Mr Jammeh initially accepted the result, even going on TV to concede, but he later reneged.
The regional bloc, Ecowas, stepped in – sending in troops and forcing Mr Jammeh to go into exile in Equatorial Guinea, where he remains.
There was much rejoicing, but the ruling coalition faced some hiccups, and President Barrow fired his vice-president, Ousainou Darboe, in 2019.
Mr Darboe is a veteran politician and leader of the United Democratic Party (UDP), under whose ticket Mr Barrow had contested the 2016 election.
It was obvious Mr Barrow would no longer be welcome in the UDP, so earlier this year he struck out on his own, launching the National People’s Party (NPP).
‘Betrayal of public trust’
So far, so ordinary. That is until at a packed press conference earlier this month, the NPP extended a formal hand of friendship to Mr Jammeh’s old Alliance for Patriotic Reorientation and Construction (APRC) party.
It was a political bombshell.
Some critics of the deal have since been branded hypocrites given the whispers that they had also been making overtures to the ex-president’s party, which still retains support in some parts of the country.
But it was the response from The Victims’ Center that held resonance.
The group was launched two months after Mr Jammeh fled to give a voice to the many victims of his regime. It labelled the move as treacherous, shocking and deplorable.
“It represents the worst betrayal of public trust,” it said, referring to Mr Jammeh as a “tinpot dictator” whose APRC government “orchestrated the crimes of mass killings and raped innocent mothers and daughters, and fathers and sons for 22 years”.
More about The Gambia’s truth commission:
It accused Mr Barrow of turning his back on justice.
The Victims’ Center group is hoping this is something the TRRC will deliver – though it is now in doubt whether its report and recommendations will be published before the election.
Nonetheless, the political pact does not seem as unfathomable to some Gambians as it does to outsiders.
A colleague told me: “You really wouldn’t understand; it’s ‘the Gambian way’.
“Why have the word ‘reconciliation’ as part of the TRRC’s name, if we are not willing to reconcile?” he said.
“Don’t forget,” he added, “We are the country that has truly embraced the concept of ‘Maslaha’.”
This is the principle of “public interest” in Islamic law.
Critics of what is termed “Maslaha syndrome” see it as granting forgiveness at the expense of justice – a way of sweeping things under the carpet.
Gambians, of course, view it differently and as something uniquely theirs. The word has been adopted in all The Gambia’s major languages.
They point to years of peaceful coexistence in a small mainly Muslim country as evidence that it works – seemingly forgetting the crimes of the Jammeh era.
For the APRC’s interim leader, Fabakary Tombong Jatta, this was the motive behind the deal with the NPP.

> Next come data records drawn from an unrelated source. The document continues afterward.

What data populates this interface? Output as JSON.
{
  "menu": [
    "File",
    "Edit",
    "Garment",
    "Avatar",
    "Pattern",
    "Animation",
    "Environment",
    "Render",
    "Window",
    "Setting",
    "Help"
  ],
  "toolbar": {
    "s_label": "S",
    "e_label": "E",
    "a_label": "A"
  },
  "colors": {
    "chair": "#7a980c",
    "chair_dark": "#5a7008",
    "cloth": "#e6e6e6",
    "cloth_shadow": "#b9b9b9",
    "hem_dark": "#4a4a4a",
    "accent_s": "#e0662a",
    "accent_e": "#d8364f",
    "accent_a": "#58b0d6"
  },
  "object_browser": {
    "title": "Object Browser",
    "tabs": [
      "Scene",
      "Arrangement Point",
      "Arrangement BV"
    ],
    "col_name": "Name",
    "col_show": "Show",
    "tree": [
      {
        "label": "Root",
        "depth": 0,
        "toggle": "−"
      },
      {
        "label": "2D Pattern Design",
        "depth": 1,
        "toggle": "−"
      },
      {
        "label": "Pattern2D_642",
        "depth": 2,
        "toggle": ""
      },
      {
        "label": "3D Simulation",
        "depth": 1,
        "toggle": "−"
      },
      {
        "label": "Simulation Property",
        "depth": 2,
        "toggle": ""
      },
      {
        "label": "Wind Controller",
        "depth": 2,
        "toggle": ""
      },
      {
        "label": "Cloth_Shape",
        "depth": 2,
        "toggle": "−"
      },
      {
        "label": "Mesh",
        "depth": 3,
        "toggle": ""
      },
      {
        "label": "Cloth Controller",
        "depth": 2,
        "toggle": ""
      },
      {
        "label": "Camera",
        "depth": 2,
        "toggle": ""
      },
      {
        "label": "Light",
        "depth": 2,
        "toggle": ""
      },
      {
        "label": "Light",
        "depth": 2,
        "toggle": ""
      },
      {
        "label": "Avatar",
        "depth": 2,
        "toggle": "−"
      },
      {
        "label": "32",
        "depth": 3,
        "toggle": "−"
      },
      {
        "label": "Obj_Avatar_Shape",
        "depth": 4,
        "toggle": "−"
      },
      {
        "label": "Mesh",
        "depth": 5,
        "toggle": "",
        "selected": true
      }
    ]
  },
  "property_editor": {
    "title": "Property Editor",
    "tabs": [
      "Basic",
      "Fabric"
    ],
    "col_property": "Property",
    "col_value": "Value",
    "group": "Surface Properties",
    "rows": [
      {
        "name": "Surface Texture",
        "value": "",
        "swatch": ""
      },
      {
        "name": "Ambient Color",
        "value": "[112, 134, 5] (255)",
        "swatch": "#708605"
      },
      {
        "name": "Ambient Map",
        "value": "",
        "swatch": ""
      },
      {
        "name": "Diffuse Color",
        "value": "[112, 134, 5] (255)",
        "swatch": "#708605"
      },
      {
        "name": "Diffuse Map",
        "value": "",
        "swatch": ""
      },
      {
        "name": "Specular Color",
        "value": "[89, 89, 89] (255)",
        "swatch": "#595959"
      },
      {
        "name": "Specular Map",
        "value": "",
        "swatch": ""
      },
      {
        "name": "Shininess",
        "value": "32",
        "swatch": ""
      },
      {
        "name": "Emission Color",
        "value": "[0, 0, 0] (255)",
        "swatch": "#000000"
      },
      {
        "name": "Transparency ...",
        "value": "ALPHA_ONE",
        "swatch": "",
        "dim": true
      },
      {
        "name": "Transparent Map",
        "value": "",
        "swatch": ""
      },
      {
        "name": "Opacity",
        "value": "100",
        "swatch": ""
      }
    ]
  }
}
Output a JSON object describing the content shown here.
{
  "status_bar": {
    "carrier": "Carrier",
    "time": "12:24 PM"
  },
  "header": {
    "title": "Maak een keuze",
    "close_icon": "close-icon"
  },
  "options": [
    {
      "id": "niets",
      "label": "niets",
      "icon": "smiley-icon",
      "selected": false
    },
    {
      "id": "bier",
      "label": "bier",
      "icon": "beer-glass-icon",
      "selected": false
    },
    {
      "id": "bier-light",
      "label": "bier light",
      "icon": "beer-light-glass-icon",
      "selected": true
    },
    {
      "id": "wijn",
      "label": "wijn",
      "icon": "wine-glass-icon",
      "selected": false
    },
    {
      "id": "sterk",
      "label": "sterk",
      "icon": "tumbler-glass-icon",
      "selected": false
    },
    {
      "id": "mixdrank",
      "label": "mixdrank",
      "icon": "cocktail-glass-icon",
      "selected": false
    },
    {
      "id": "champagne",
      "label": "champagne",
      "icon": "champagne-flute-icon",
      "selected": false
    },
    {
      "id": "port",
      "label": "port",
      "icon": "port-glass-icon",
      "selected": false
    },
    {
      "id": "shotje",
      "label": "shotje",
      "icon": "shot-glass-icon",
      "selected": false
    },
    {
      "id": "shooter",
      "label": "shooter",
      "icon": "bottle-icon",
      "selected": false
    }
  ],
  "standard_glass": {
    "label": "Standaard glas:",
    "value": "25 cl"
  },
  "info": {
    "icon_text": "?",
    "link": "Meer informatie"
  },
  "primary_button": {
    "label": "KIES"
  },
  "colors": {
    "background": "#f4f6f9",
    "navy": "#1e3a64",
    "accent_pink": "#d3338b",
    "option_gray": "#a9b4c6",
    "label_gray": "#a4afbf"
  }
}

“The Gambia must put an end to harassing and traumatising our former leaders who have left office,” he said.
“We should pay no heed to the wishes of the International Criminal Court, which only prosecutes African, not Western leaders, even those that have committed atrocities.”
Having said that, Mr Jammeh is unlikely to return before the election, fearing arrest for breaching the terms of his exile and inflaming the political scene ahead of what is already shaping up to be a hotly contested election with 18 parties registered so far.
But if the NPP-APRC gamble pays off, perhaps he will come home one day and Maslaha will win the day.